THE TASK: After locating "Extract the structured", return its line and all lines that follow through the end of the listing below, exactly; leave out pictures.

THE INPUT:
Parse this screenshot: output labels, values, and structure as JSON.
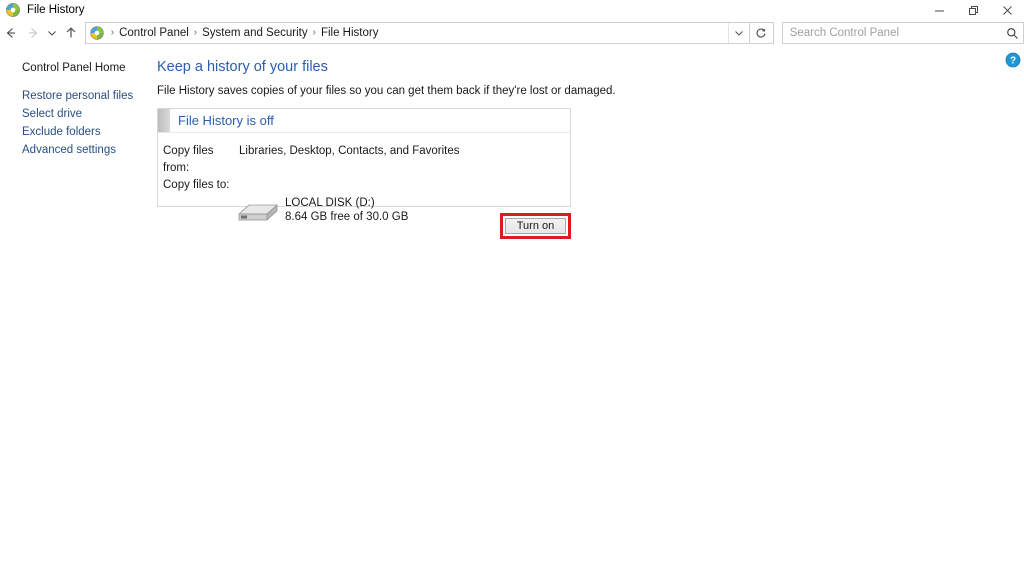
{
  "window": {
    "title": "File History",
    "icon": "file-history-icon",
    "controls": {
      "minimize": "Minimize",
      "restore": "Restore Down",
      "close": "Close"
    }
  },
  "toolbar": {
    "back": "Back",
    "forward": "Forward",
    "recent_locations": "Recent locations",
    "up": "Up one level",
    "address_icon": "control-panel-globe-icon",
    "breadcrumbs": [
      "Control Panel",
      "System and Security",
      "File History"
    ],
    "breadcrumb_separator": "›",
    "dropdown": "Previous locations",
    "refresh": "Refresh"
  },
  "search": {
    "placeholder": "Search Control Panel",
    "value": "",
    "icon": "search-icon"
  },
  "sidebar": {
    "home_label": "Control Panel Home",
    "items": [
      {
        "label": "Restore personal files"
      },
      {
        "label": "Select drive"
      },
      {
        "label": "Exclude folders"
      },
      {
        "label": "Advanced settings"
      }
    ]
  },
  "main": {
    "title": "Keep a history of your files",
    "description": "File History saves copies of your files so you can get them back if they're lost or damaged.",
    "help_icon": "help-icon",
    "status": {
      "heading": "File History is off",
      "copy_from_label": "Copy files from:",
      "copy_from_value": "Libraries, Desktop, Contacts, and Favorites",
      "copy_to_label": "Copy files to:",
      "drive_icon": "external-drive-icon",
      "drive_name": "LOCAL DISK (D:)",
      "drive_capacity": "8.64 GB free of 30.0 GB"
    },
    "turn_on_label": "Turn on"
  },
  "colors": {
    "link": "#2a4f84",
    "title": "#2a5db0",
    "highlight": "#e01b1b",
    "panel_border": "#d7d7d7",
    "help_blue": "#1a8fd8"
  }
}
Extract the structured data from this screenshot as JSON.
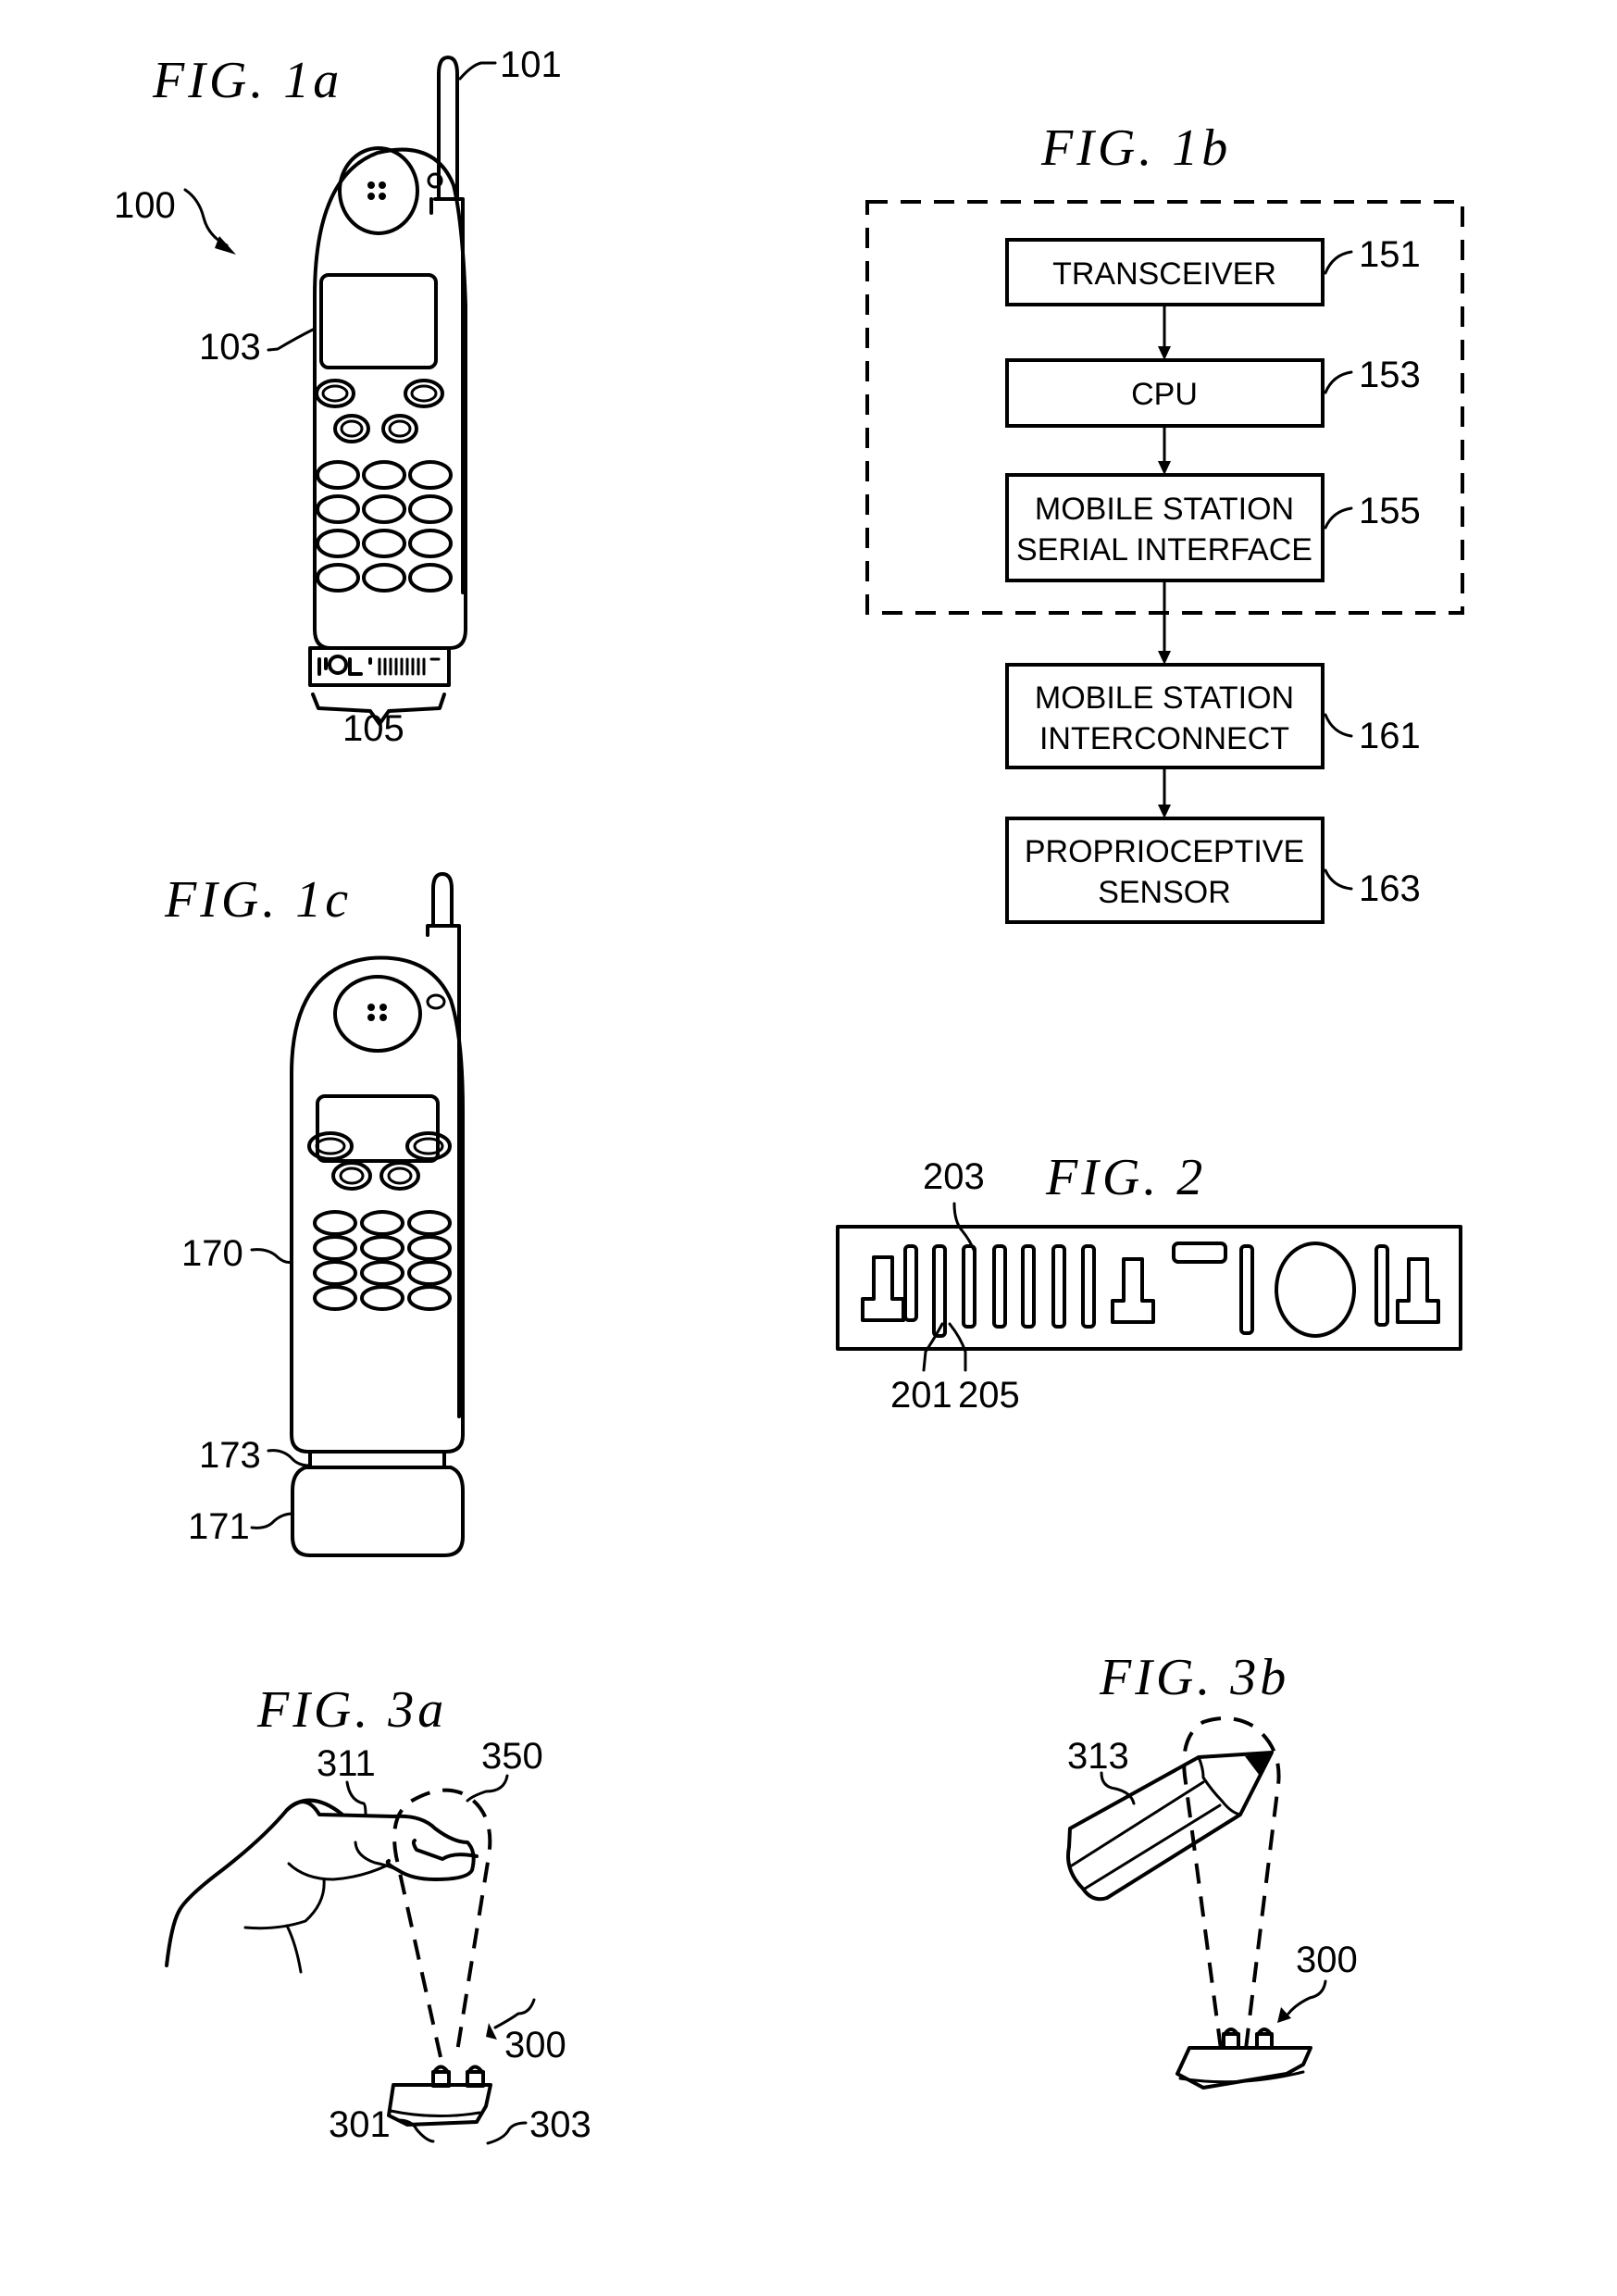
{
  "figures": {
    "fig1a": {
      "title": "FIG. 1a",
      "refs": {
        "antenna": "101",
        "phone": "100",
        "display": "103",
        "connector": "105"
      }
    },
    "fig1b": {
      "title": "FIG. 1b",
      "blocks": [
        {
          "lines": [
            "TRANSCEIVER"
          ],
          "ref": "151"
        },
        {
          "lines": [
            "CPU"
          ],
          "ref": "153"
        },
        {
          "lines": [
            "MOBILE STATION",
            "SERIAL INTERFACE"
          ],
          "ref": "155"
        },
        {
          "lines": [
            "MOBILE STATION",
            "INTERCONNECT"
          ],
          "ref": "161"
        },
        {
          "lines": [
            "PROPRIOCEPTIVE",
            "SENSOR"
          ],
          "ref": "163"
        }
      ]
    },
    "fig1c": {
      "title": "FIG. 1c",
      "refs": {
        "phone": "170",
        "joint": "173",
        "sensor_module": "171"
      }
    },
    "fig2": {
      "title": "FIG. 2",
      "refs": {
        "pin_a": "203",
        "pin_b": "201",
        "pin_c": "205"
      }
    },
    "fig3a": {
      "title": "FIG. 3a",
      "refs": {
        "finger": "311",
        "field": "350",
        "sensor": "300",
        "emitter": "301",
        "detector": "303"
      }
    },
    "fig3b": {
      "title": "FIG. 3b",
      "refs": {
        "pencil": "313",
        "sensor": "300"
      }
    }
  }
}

WRITTEN RESPONSE:
Extract the structured data from this screenshot as JSON.
{
  "figures": {
    "fig1a": {
      "title": "FIG. 1a",
      "refs": {
        "antenna": "101",
        "phone": "100",
        "display": "103",
        "connector": "105"
      }
    },
    "fig1b": {
      "title": "FIG. 1b",
      "blocks": [
        {
          "lines": [
            "TRANSCEIVER"
          ],
          "ref": "151"
        },
        {
          "lines": [
            "CPU"
          ],
          "ref": "153"
        },
        {
          "lines": [
            "MOBILE STATION",
            "SERIAL INTERFACE"
          ],
          "ref": "155"
        },
        {
          "lines": [
            "MOBILE STATION",
            "INTERCONNECT"
          ],
          "ref": "161"
        },
        {
          "lines": [
            "PROPRIOCEPTIVE",
            "SENSOR"
          ],
          "ref": "163"
        }
      ]
    },
    "fig1c": {
      "title": "FIG. 1c",
      "refs": {
        "phone": "170",
        "joint": "173",
        "sensor_module": "171"
      }
    },
    "fig2": {
      "title": "FIG. 2",
      "refs": {
        "pin_a": "203",
        "pin_b": "201",
        "pin_c": "205"
      }
    },
    "fig3a": {
      "title": "FIG. 3a",
      "refs": {
        "finger": "311",
        "field": "350",
        "sensor": "300",
        "emitter": "301",
        "detector": "303"
      }
    },
    "fig3b": {
      "title": "FIG. 3b",
      "refs": {
        "pencil": "313",
        "sensor": "300"
      }
    }
  }
}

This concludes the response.